Glossary of Astronomy Terms: Part 6
It’s time for another part of our famous astronomy terms: explained!
Dramatic increase in the brightness of the star, by ten magnitudes, due to the cataclysmic explosion. As it is assumed this happens to the leakage of matter from one big star to a nearby small star (on a white dwarf). This material puts increasing pressure on the existing layers of the dwarf star, so it heats up more and more, which finally leads to an explosion.
Due to the periodic changes in the position of the Sun and the Moon towards the Earth, the precession also changes periodically. Therefore, the path of the celestial pole in the celestial sphere is not a regular circle, but a slightly wavy circular curve.
The orbits of the planets
Understanding this was a big problem. Somehow it is logical that the planets around the Sun do not move in triangular, or say pentagonal orbits, but in circular ones.
The problem was that the planets didn’t care much for these calculations. Astronomers calculate where a planet will be next week, and then it turns out that it is not there, but a little ahead or behind.
Kepler dealt with this problem for twenty years, during which time he tried everything that came to his mind, only to finally understand it. The planets do not move around the Sun in circles, but in ellipses. The orbits of the planets are elliptical! This fact is known today as Kepler’s First Law, a law that revolutionized astronomy.
Sometimes called the Öpik–Oort cloud. It is characteristic of Oort cloud that nothing is known about it reliably, or even whether it exists at all. It is also unclear, at least to me, why it is called a cloud when it has nothing to do with any cloud.
However, if this cloud exists, then it is a spherical group of comets at the end of the solar system. The outer boundaries of the Oort cloud are also the boundaries of the kingdom of the Sun, or more scientifically, the end of the dominance of the Sun’s gravity. It is estimated that there are billions of comets in the cloud. Sometimes when a neighboring star rushes by comets stir and then many of them rush towards the Sun, which can lead to the death of all living things because many fall to Earth.
Parsec (pc, parsec)
Is a good unit of measurement for really long distances. Here is the definition: it is the distance from which an astronomical unit is seen at an angle of one arc second! The name comes from the parallactic second.
1 pc = 3.261563 SG = 206264.806245 AJ.
One kiloparsec (kpc) is one thousand parsecs, and one megaparsec (Mpc) is one million parsecs. In other words, the universe is really big.
When a red giant star releases its upper gas layers into interstellar space in its quiet, slow death, a planetary nebula is formed.
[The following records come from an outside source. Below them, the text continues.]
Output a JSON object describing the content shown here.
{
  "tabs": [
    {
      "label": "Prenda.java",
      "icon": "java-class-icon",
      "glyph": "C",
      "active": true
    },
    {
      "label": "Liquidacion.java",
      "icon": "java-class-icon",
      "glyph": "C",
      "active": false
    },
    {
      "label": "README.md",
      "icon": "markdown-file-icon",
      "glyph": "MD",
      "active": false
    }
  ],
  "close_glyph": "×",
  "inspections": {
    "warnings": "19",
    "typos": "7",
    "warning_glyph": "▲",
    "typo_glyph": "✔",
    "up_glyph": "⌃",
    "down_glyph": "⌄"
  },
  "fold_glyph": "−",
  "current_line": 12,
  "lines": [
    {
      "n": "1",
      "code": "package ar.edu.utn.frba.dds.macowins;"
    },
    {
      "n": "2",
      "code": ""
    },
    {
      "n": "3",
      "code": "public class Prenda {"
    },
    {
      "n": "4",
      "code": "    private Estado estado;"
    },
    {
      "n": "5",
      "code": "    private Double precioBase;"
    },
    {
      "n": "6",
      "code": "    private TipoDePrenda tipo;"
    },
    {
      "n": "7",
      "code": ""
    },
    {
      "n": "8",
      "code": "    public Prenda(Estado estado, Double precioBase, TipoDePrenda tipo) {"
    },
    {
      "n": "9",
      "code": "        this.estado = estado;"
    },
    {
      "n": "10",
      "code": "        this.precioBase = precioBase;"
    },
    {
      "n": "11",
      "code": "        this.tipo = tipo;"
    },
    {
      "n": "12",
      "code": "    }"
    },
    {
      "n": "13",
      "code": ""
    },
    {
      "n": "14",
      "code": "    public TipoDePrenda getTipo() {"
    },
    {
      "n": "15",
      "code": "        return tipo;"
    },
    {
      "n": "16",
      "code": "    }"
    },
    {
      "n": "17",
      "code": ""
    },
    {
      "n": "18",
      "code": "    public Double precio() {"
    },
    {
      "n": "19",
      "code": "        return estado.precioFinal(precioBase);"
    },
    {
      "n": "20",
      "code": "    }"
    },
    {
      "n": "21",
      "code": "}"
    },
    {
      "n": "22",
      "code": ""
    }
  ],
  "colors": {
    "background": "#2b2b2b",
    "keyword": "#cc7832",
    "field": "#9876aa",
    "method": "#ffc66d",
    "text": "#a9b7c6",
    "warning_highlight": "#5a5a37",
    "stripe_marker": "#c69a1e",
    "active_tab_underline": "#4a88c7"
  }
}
The gases of the star spread around and sow material for some future worlds.
When viewed through a small telescope, these nebulae resemble planets, because they are seen as a very small circle, hence their name.
Some planetary nebulae are so beautiful that they are breathtaking and many astro- photographers are happy to photograph them.
Take it like this: planets are big spheres orbiting a star, asteroids are big rocks that also orbit the sun, and dwarf planets are something in between. They are too big to be asteroids, and yet too small to be planets.